Exercise aim
Figure out how many lines in these records contain "this". Only the number belongs in the reply.

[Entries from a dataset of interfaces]
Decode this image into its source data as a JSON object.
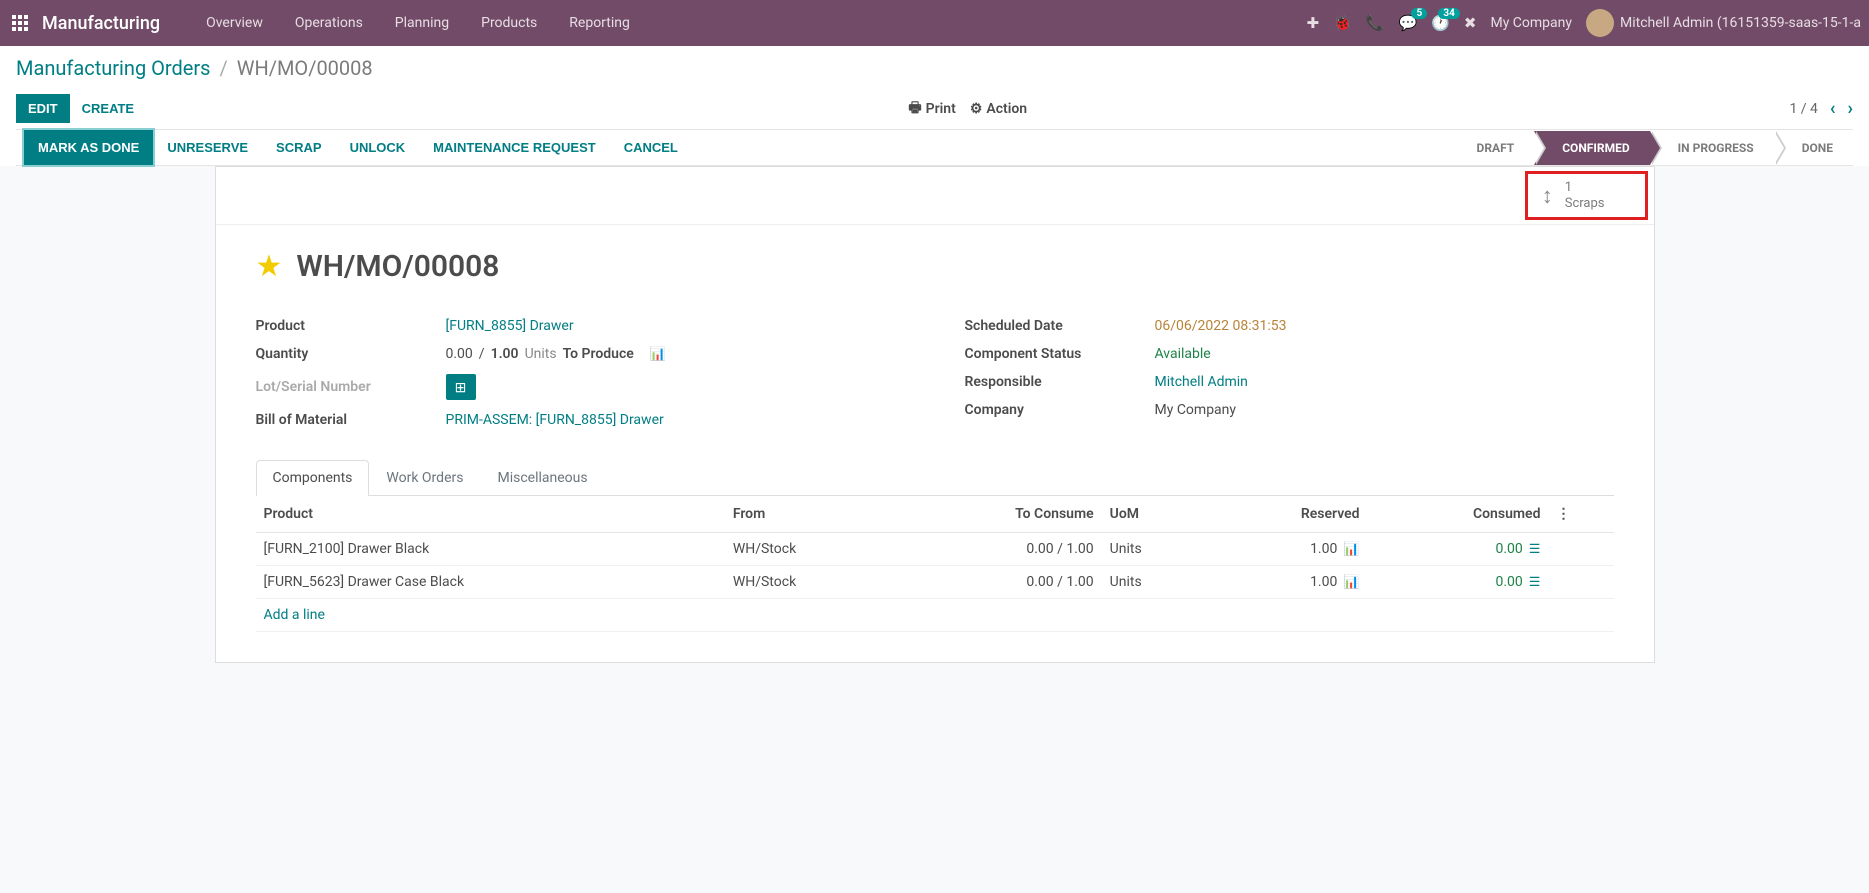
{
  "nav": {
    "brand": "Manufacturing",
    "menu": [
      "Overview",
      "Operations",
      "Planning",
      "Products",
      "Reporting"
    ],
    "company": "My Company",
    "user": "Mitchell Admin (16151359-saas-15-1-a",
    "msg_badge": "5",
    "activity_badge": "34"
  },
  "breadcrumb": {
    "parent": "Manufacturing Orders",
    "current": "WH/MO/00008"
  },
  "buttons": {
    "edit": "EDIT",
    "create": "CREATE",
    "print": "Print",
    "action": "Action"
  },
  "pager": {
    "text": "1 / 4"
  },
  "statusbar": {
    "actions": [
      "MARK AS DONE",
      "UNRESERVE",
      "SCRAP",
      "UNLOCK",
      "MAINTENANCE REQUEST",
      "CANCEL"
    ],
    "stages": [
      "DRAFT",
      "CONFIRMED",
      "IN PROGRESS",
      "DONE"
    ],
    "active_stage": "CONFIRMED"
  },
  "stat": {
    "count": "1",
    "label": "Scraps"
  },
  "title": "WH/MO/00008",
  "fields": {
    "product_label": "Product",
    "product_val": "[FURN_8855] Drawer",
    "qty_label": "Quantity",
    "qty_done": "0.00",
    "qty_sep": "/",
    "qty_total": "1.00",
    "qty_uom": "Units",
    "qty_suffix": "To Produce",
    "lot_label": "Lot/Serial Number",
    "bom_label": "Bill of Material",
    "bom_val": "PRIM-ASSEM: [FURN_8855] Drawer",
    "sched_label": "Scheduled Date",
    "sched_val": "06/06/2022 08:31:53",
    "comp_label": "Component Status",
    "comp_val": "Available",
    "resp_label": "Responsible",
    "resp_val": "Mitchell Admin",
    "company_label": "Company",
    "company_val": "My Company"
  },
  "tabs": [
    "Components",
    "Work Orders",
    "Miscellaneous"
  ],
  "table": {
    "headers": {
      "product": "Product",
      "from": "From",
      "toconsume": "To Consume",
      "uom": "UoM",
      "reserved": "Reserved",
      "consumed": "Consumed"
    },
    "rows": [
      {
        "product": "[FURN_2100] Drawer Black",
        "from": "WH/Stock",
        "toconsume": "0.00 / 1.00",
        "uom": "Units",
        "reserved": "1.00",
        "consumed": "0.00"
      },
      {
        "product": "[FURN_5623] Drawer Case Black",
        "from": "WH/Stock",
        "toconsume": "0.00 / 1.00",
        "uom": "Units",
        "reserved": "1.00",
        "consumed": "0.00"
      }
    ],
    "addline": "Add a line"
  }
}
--
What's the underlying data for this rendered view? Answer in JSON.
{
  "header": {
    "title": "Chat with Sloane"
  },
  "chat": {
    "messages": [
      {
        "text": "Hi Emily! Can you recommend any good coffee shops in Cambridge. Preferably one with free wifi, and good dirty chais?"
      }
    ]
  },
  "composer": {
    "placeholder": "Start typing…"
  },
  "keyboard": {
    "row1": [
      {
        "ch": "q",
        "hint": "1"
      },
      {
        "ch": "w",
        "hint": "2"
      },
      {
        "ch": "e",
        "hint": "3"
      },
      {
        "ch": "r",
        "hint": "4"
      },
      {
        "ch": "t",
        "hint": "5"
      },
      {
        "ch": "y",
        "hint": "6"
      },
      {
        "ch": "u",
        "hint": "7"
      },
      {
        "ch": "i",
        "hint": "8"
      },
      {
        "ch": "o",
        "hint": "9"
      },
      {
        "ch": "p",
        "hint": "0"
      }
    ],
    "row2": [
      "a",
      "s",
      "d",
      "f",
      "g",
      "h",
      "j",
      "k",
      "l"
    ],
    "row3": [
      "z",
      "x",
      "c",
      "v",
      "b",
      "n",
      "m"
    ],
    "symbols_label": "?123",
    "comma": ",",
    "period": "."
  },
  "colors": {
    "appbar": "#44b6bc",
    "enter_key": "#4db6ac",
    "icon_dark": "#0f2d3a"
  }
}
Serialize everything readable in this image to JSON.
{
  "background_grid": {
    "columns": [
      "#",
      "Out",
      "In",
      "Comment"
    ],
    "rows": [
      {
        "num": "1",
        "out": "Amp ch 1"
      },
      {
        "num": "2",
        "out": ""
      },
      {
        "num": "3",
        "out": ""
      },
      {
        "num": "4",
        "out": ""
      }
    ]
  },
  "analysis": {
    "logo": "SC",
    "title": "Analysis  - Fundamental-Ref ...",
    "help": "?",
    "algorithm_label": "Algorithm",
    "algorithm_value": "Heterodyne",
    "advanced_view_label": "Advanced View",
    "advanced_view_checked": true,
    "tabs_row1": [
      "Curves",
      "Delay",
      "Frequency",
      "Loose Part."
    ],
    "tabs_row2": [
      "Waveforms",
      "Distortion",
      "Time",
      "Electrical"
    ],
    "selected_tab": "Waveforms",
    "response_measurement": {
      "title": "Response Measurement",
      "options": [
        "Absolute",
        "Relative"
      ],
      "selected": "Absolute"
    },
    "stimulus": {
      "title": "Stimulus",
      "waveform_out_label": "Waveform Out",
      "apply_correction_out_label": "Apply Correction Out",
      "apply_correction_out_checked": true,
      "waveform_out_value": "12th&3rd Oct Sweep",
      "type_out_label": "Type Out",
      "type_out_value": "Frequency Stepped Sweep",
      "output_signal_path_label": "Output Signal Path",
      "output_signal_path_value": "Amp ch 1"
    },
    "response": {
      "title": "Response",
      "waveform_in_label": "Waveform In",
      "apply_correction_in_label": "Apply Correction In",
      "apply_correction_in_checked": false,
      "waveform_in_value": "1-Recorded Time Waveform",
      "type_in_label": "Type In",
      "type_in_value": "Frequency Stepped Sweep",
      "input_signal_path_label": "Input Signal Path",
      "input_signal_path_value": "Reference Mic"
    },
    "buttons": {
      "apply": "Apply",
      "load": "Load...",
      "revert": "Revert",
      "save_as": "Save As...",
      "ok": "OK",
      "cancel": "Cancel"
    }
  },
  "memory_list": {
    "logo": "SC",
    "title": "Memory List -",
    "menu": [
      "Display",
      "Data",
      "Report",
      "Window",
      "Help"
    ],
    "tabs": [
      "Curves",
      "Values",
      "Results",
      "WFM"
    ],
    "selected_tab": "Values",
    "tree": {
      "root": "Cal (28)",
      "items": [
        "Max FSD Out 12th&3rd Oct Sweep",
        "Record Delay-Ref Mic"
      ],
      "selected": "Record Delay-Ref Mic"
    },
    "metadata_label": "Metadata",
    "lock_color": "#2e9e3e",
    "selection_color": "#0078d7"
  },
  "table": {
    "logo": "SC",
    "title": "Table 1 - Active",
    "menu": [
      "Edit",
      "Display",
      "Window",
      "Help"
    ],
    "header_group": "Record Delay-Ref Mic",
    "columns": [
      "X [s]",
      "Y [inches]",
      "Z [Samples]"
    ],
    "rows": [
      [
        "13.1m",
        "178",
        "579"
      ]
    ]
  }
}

Result
3